As mentioned before, there is no real alternative, unless you want to set up those website searches manually in your browser. For some times you could find Firefox search add-ons, but it seems they have all been removed. Chrome seems not to offer any of them as well.

Search shortcuts

While I was checking for the current search options in Chrome, I’ve found some really useful search shortcuts. When you type @tabs you can directly search for a currently opened tab, with @bookmarks you can perform a search of your bookmarks and with @history you can find recently visited pages. Firefox also has search shortcuts, but using different symbols you have to memorize.

Future plugin plans

Of my 13 plugins, I’ve now closed two of them and two more will follow in September and October. This gives me more time to focus on the remaining plugins and check them for compatibility with the upcoming WordPress releases. But I also have some new plugins in the making. So stay tuned!

Set the upload limit on a multisite

Last week, a colleague was asking, how you set the upload limit for WordPress. He tried different things, but still the limit was not increased. Let’s take a look, at what you have to do, to raise the limit.

Checking the current upload limit

One of the easiest ways to check the current limit is to upload a new media item. When you navigate to the media library, you will see the current limit:

The Media Library upload showing a "Maximum upload file size: 63 MB"
The Media Library upload showing a “Maximum upload file size: 63 MB”

Here you can see, that we can upload files up to 63 MB. There is a second place in the WordPress dashboard, where you can check the limit, at Tools > Site Health > Info > Media Handling:

The "Media Handling" info of the Site Health Info showing a max. upload size of 64 MB.
The “Media Handling” info of the Site Health Info showing a max. upload size of 64 MB

On this screen, it displays 64 MB. But how do we increase the size, if we need to upload larger files?

Increase the limit on the server level

In order to upload larger files, the server needs to accept them. This is what the “Max size of post data allowed” is telling you. To set those values, you usually have to change the php.ini file:

post_max_size = 128M
upload_max_filesize = 128M

I wrote a blog post about how you can make those changes, without losing them on an update. Depending on the PHP interpreter you use, you might have to restart it. Once we have changed this value, let’s check it in our installation:

The "Media Handling" info of the Site Health Info showing a max. upload size of 128 MB.
The “Media Handling” info of the Site Health Info showing a max. upload size of 128 MB.

So now we should be able to upload files up to 128 MB, right? Let’s find out in the media library:

The Media Library upload showing a "Maximum upload file size: 63 MB"
The Media Library upload showing a “Maximum upload file size: 63 MB”

No, we can’t! It’s still showing only 63 MB. But why? The issue here is, that we are on a multisite, and there is another option we have to change.

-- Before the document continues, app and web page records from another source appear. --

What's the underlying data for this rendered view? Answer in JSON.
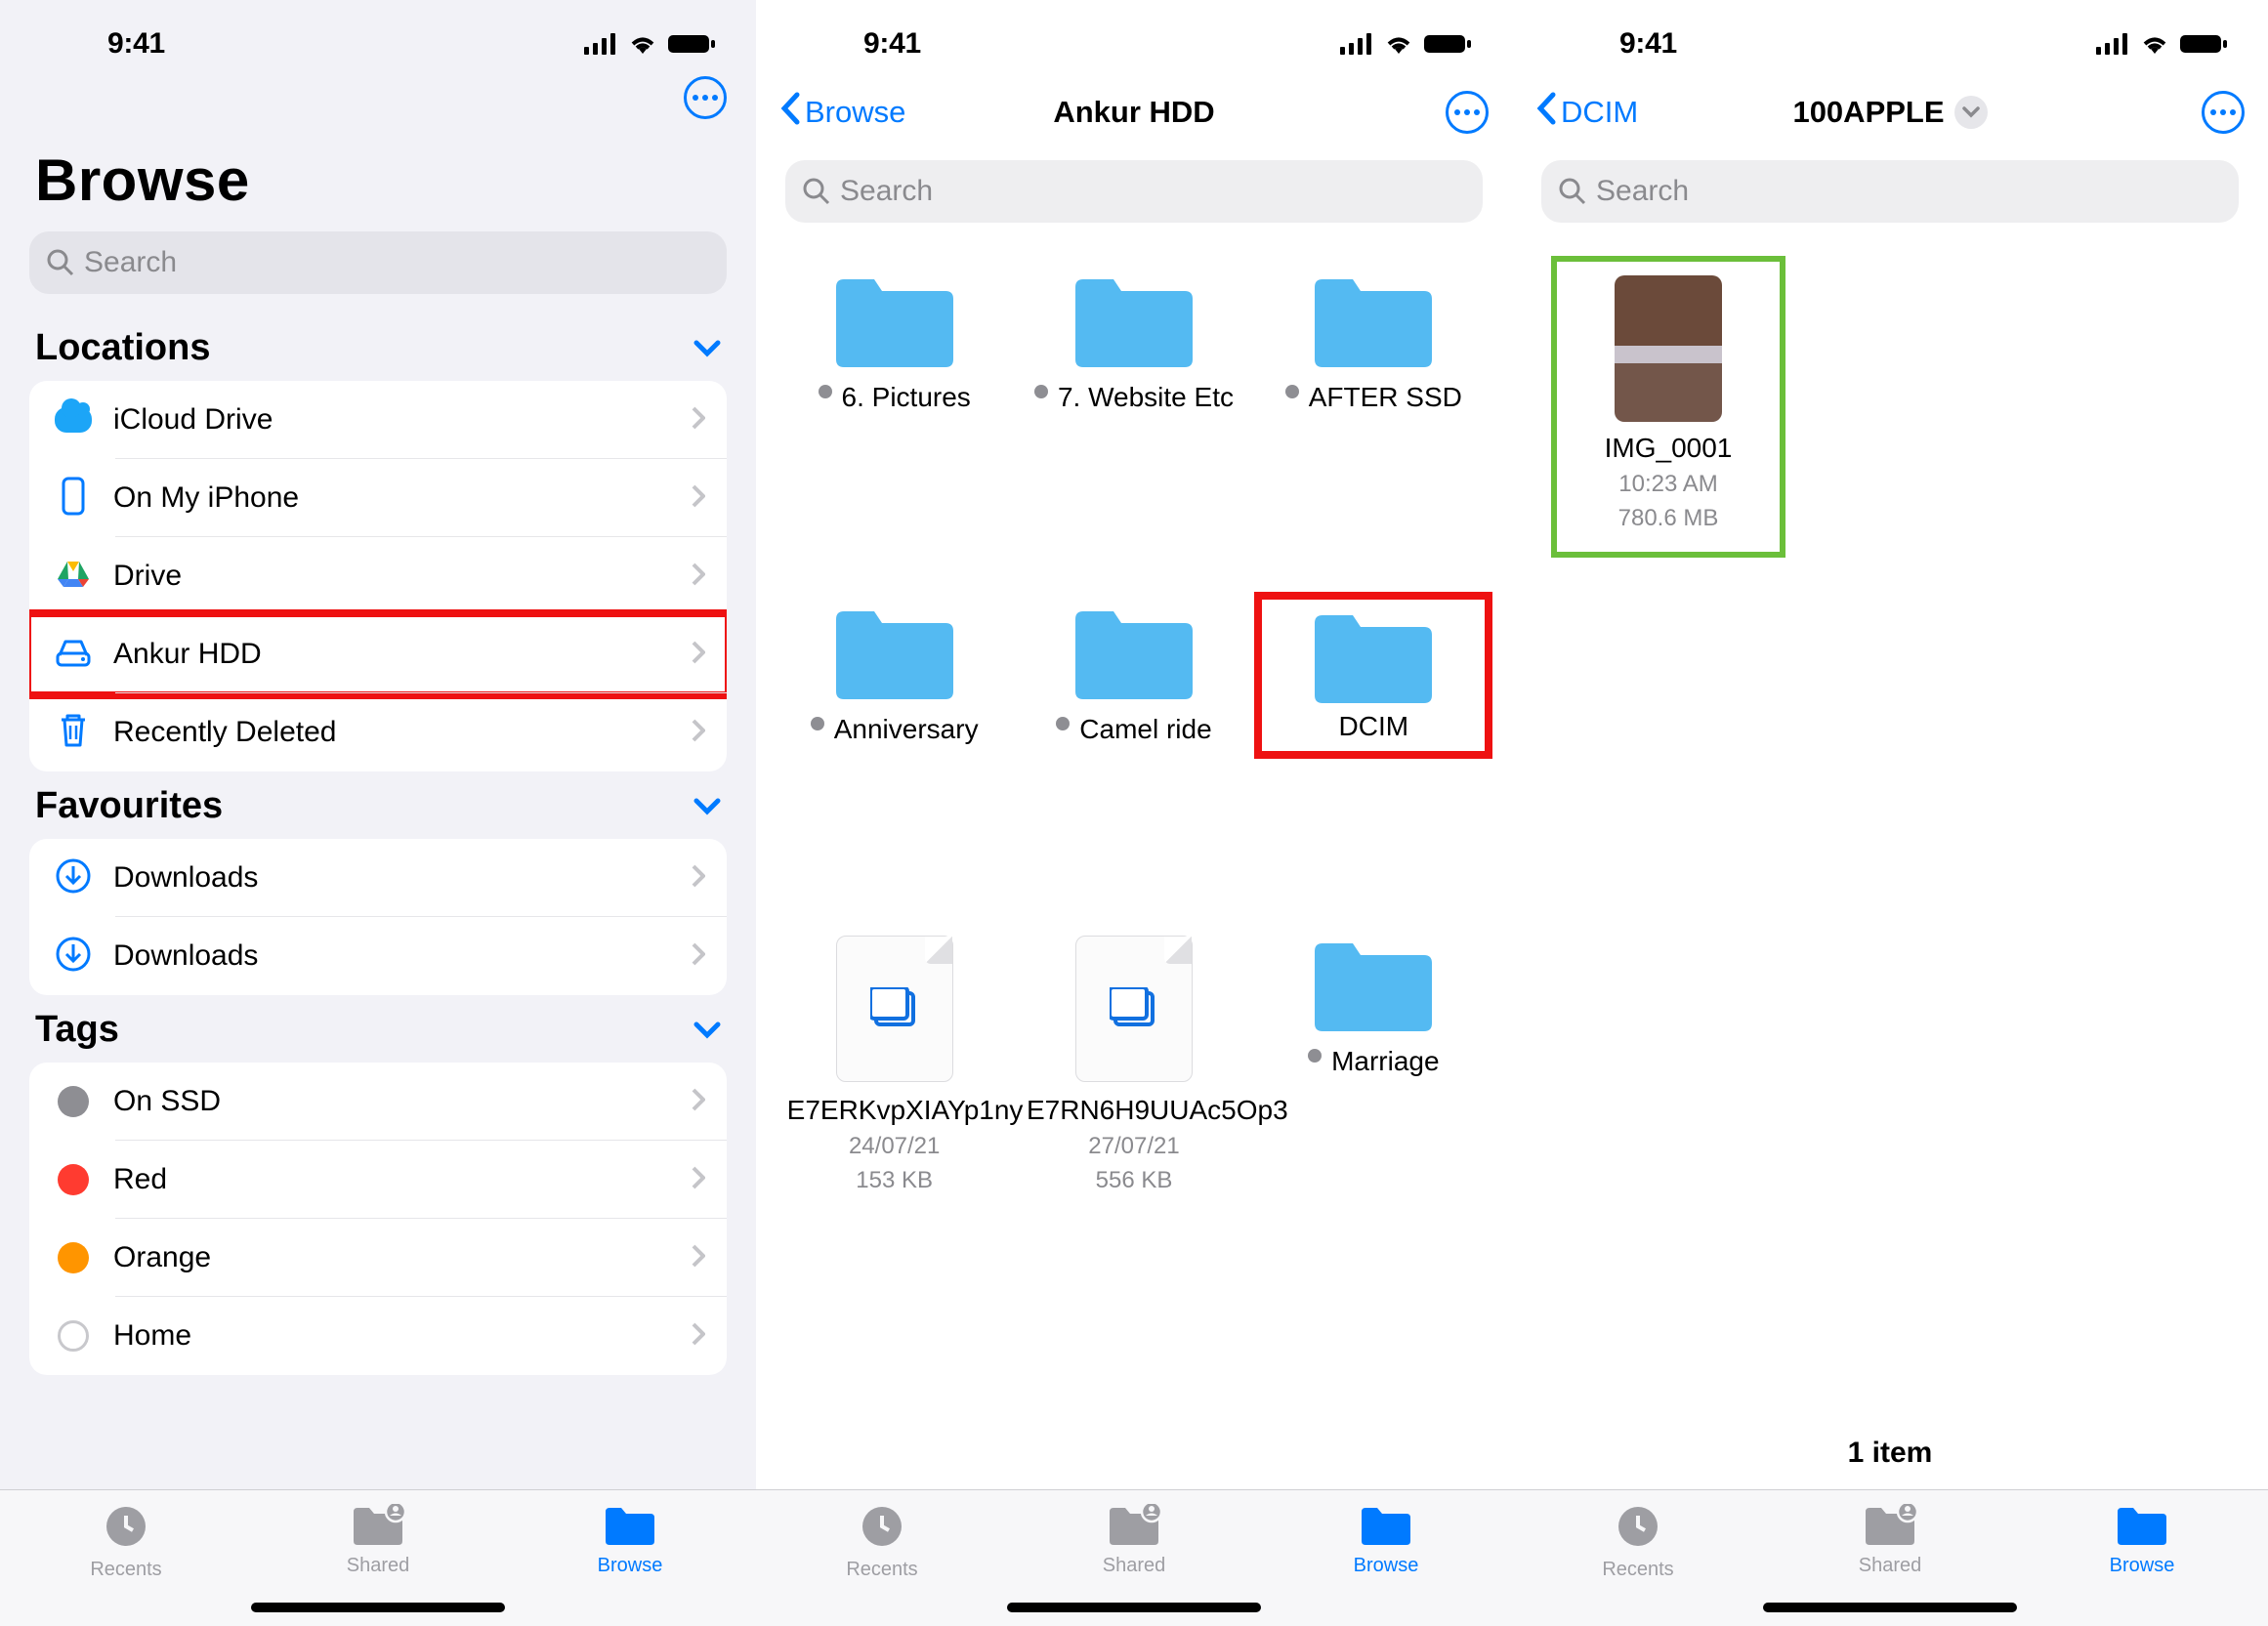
{
  "status": {
    "time": "9:41"
  },
  "search": {
    "placeholder": "Search"
  },
  "tabbar": {
    "recents": "Recents",
    "shared": "Shared",
    "browse": "Browse"
  },
  "phone1": {
    "title": "Browse",
    "sections": {
      "locations": "Locations",
      "favourites": "Favourites",
      "tags": "Tags"
    },
    "locations": [
      {
        "label": "iCloud Drive"
      },
      {
        "label": "On My iPhone"
      },
      {
        "label": "Drive"
      },
      {
        "label": "Ankur HDD"
      },
      {
        "label": "Recently Deleted"
      }
    ],
    "favourites": [
      {
        "label": "Downloads"
      },
      {
        "label": "Downloads"
      }
    ],
    "tags": [
      {
        "label": "On SSD",
        "color": "#8e8e93"
      },
      {
        "label": "Red",
        "color": "#ff3b30"
      },
      {
        "label": "Orange",
        "color": "#ff9500"
      },
      {
        "label": "Home",
        "color": ""
      }
    ]
  },
  "phone2": {
    "back": "Browse",
    "title": "Ankur HDD",
    "items": [
      {
        "type": "folder",
        "name": "6. Pictures",
        "dot": true
      },
      {
        "type": "folder",
        "name": "7. Website Etc",
        "dot": true
      },
      {
        "type": "folder",
        "name": "AFTER SSD",
        "dot": true
      },
      {
        "type": "folder",
        "name": "Anniversary",
        "dot": true
      },
      {
        "type": "folder",
        "name": "Camel ride",
        "dot": true
      },
      {
        "type": "folder",
        "name": "DCIM",
        "dot": false,
        "highlight": true
      },
      {
        "type": "file",
        "name": "E7ERKvpXIAYp1ny",
        "date": "24/07/21",
        "size": "153 KB"
      },
      {
        "type": "file",
        "name": "E7RN6H9UUAc5Op3",
        "date": "27/07/21",
        "size": "556 KB"
      },
      {
        "type": "folder",
        "name": "Marriage",
        "dot": true
      }
    ]
  },
  "phone3": {
    "back": "DCIM",
    "title": "100APPLE",
    "file": {
      "name": "IMG_0001",
      "time": "10:23 AM",
      "size": "780.6 MB"
    },
    "count": "1 item"
  }
}
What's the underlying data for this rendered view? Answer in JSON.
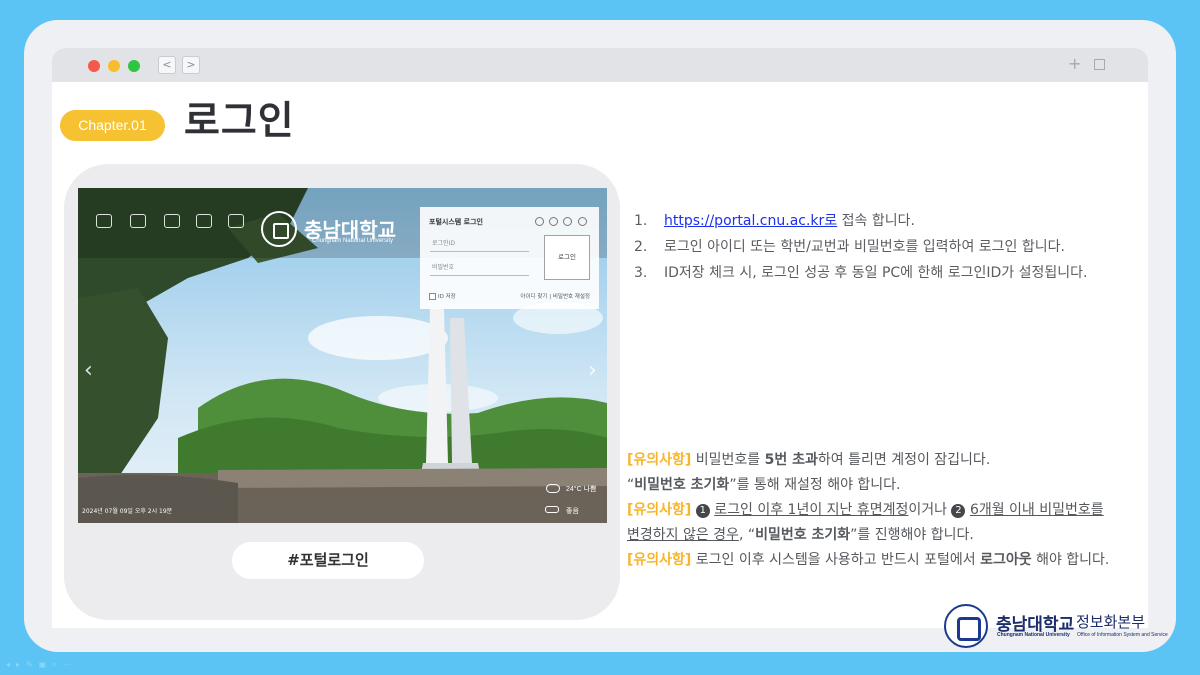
{
  "chapter": {
    "badge": "Chapter.01",
    "title": "로그인"
  },
  "browser": {
    "back_label": "<",
    "forward_label": ">",
    "new_tab_label": "+"
  },
  "screenshot": {
    "logo_ko": "충남대학교",
    "logo_en": "Chungnam National University",
    "login_panel": {
      "title": "포털시스템 로그인",
      "id_placeholder": "로그인ID",
      "pw_placeholder": "비밀번호",
      "login_button": "로그인",
      "id_save": "ID 저장",
      "links": "아이디 찾기 | 비밀번호 재설정"
    },
    "weather": "24°C 나쁨",
    "air_quality": "좋음",
    "datetime": "2024년 07월 09일 오후 2시 19분"
  },
  "hashtag": "#포털로그인",
  "steps": [
    {
      "num": "1.",
      "link": "https://portal.cnu.ac.kr로",
      "text": " 접속 합니다."
    },
    {
      "num": "2.",
      "text": "로그인 아이디 또는 학번/교번과 비밀번호를 입력하여 로그인 합니다."
    },
    {
      "num": "3.",
      "text": "ID저장 체크 시, 로그인 성공 후 동일 PC에 한해 로그인ID가 설정됩니다."
    }
  ],
  "notes": {
    "tag": "[유의사항]",
    "n1_a": " 비밀번호를 ",
    "n1_b": "5번 초과",
    "n1_c": "하여 틀리면 계정이 잠깁니다.",
    "n1_l2_a": "“",
    "n1_l2_b": "비밀번호 초기화",
    "n1_l2_c": "”를 통해 재설정 해야 합니다.",
    "n2_c1": "1",
    "n2_a": "로그인 이후 1년이 지난 휴면계정",
    "n2_b": "이거나",
    "n2_c2": "2",
    "n2_c": "6개월 이내 비밀번호를",
    "n2_l2_a": "변경하지 않은 경우",
    "n2_l2_b": ", “",
    "n2_l2_c": "비밀번호 초기화",
    "n2_l2_d": "”를 진행해야 합니다.",
    "n3_a": " 로그인 이후 시스템을 사용하고 반드시 포털에서 ",
    "n3_b": "로그아웃",
    "n3_c": " 해야 합니다."
  },
  "footer": {
    "univ": "충남대학교",
    "dept": "정보화본부",
    "univ_en": "Chungnam National University",
    "dept_en": "Office of Information System and Service"
  },
  "colors": {
    "accent": "#f7c231",
    "background": "#5bc4f5",
    "link": "#1d31e8",
    "brand": "#1b3a8f"
  }
}
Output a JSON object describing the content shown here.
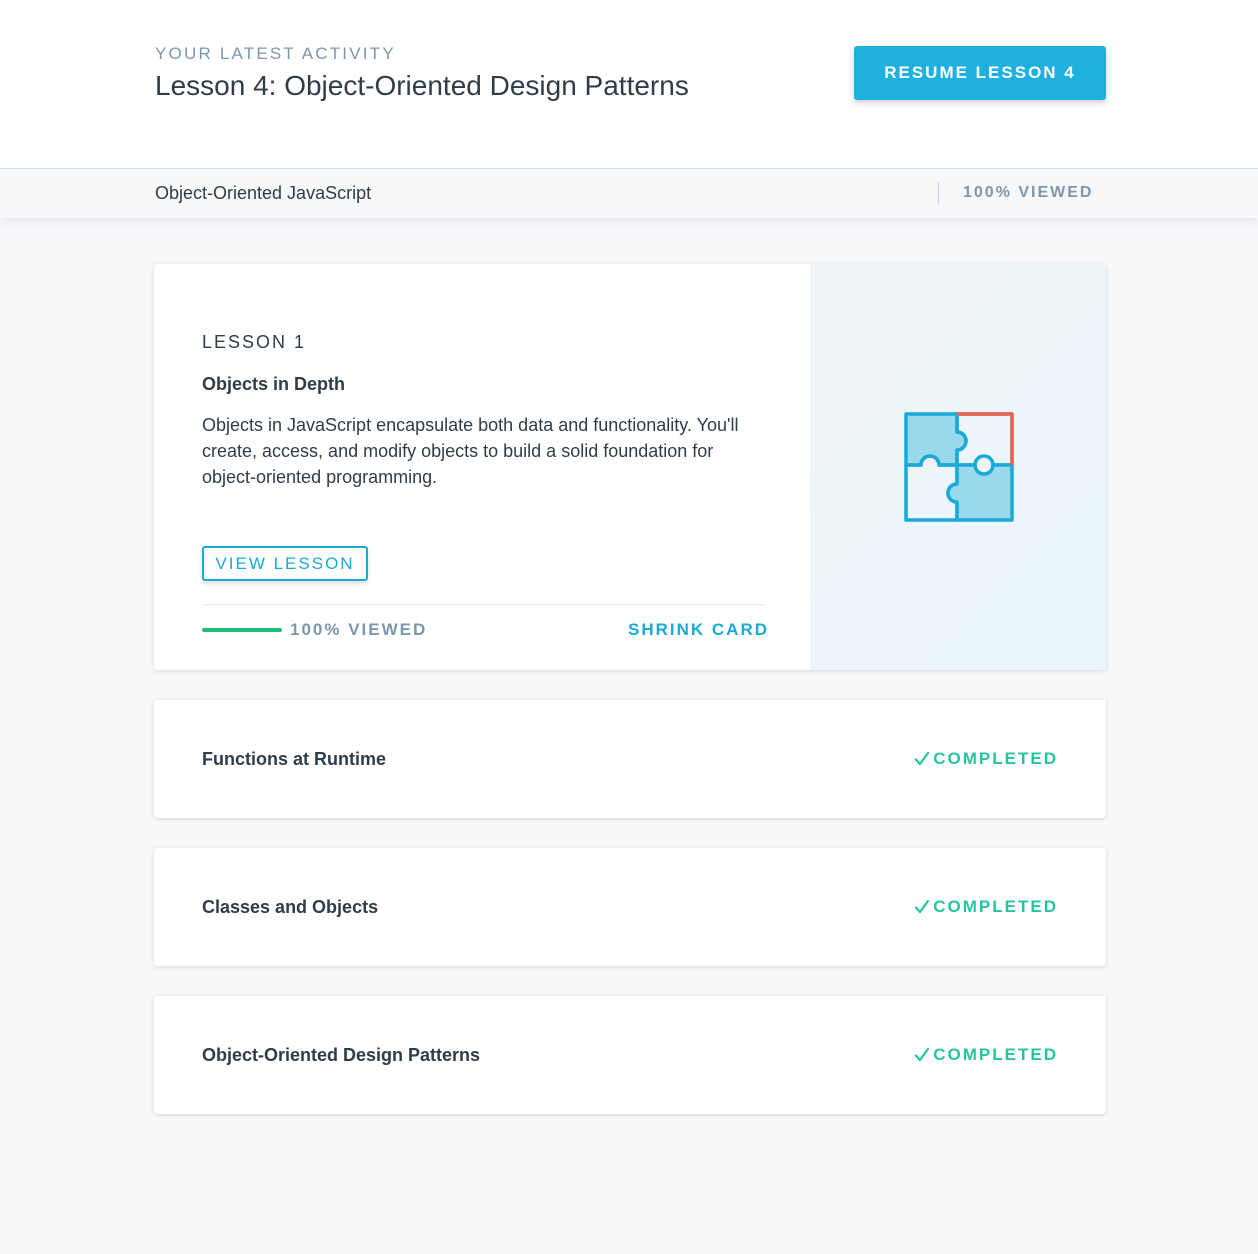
{
  "header": {
    "eyebrow": "YOUR LATEST ACTIVITY",
    "title": "Lesson 4: Object-Oriented Design Patterns",
    "resume_label": "RESUME LESSON 4"
  },
  "course_bar": {
    "course_name": "Object-Oriented JavaScript",
    "viewed_label": "100% VIEWED"
  },
  "expanded_lesson": {
    "label": "LESSON 1",
    "title": "Objects in Depth",
    "description": "Objects in JavaScript encapsulate both data and functionality. You'll create, access, and modify objects to build a solid foundation for object-oriented programming.",
    "view_label": "VIEW LESSON",
    "progress": 1.0,
    "progress_label": "100% VIEWED",
    "shrink_label": "SHRINK CARD",
    "icon": "puzzle-icon"
  },
  "lessons": [
    {
      "title": "Functions at Runtime",
      "status": "COMPLETED"
    },
    {
      "title": "Classes and Objects",
      "status": "COMPLETED"
    },
    {
      "title": "Object-Oriented Design Patterns",
      "status": "COMPLETED"
    }
  ],
  "colors": {
    "accent": "#1eb1df",
    "progress": "#1dbd72",
    "completed": "#24c5a0",
    "puzzle_fill": "#9ad9ec",
    "puzzle_stroke": "#1aaad8",
    "puzzle_highlight": "#f0624b"
  }
}
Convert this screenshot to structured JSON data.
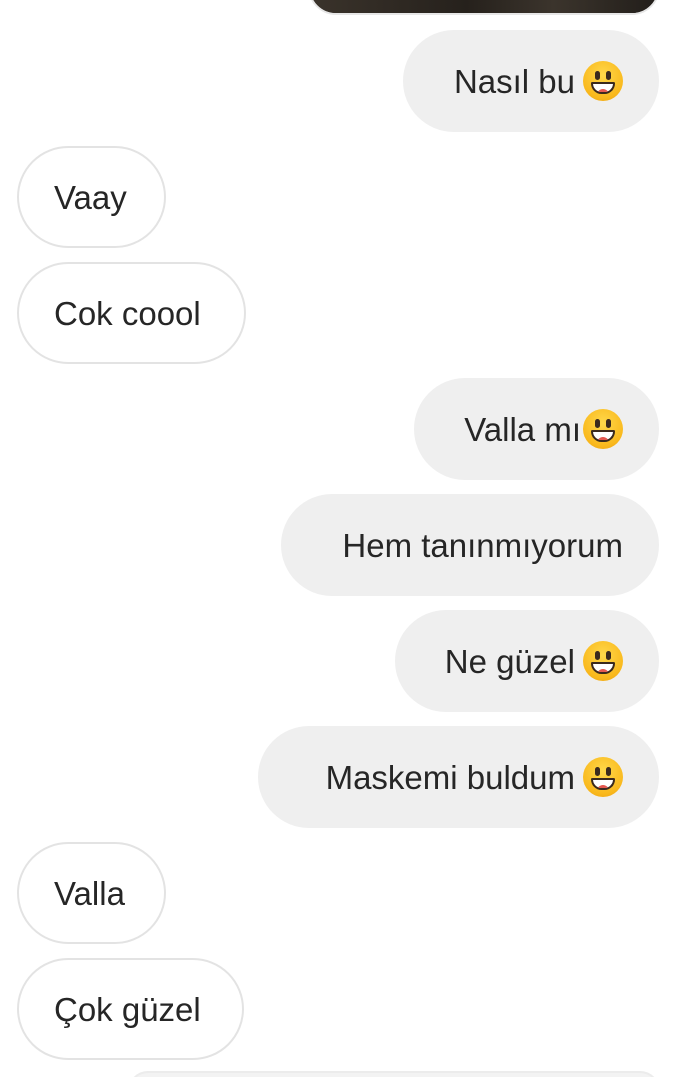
{
  "conversation": {
    "messages": [
      {
        "direction": "sent",
        "text": "Nasıl bu",
        "emoji": "grinning-face-icon"
      },
      {
        "direction": "received",
        "text": "Vaay"
      },
      {
        "direction": "received",
        "text": "Cok coool"
      },
      {
        "direction": "sent",
        "text": "Valla mı",
        "emoji": "grinning-face-icon"
      },
      {
        "direction": "sent",
        "text": "Hem tanınmıyorum"
      },
      {
        "direction": "sent",
        "text": "Ne güzel",
        "emoji": "grinning-face-icon"
      },
      {
        "direction": "sent",
        "text": "Maskemi buldum",
        "emoji": "grinning-face-icon"
      },
      {
        "direction": "received",
        "text": "Valla"
      },
      {
        "direction": "received",
        "text": "Çok güzel"
      }
    ]
  },
  "colors": {
    "sent_bubble": "#efefef",
    "received_bubble_border": "#e3e3e3",
    "text": "#262626",
    "background": "#ffffff"
  }
}
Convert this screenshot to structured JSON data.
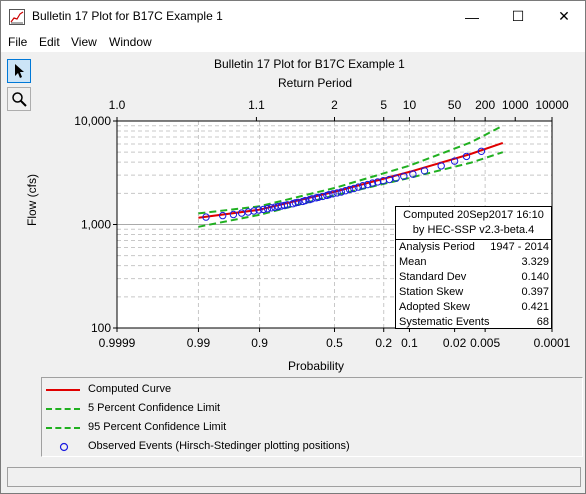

Setting the upload limit for a multisite

Navigate to the “Network Settings” and then almost all the ways down to the “Upload Settings”. Here you will still find the lower value:

The "Upload Settings" in the "Network Settings" still showing 64000 KB.
The “Upload Settings” in the “Network Settings” still showing 64000 KB

Let’s set 128000 KB here, save the settings and go back to the media library file uploader:

The Media Library upload showing a "Maximum upload file size: 125 MB"
The Media Library upload showing a “Maximum upload file size: 125 MB”

Now we see our increased file size. If we want to have 128 MB, we need to multiply the value we put into the setting with 1.024, but this should be good enough.


While you might have increased the upload limit on many servers and WordPress installs, and never had an issue. On a multisite, there is one additional setting you have to be aware of.

How about you? Are you using multisite installations? Why, or why not? Have you also found some strange differences, you sometimes forget about?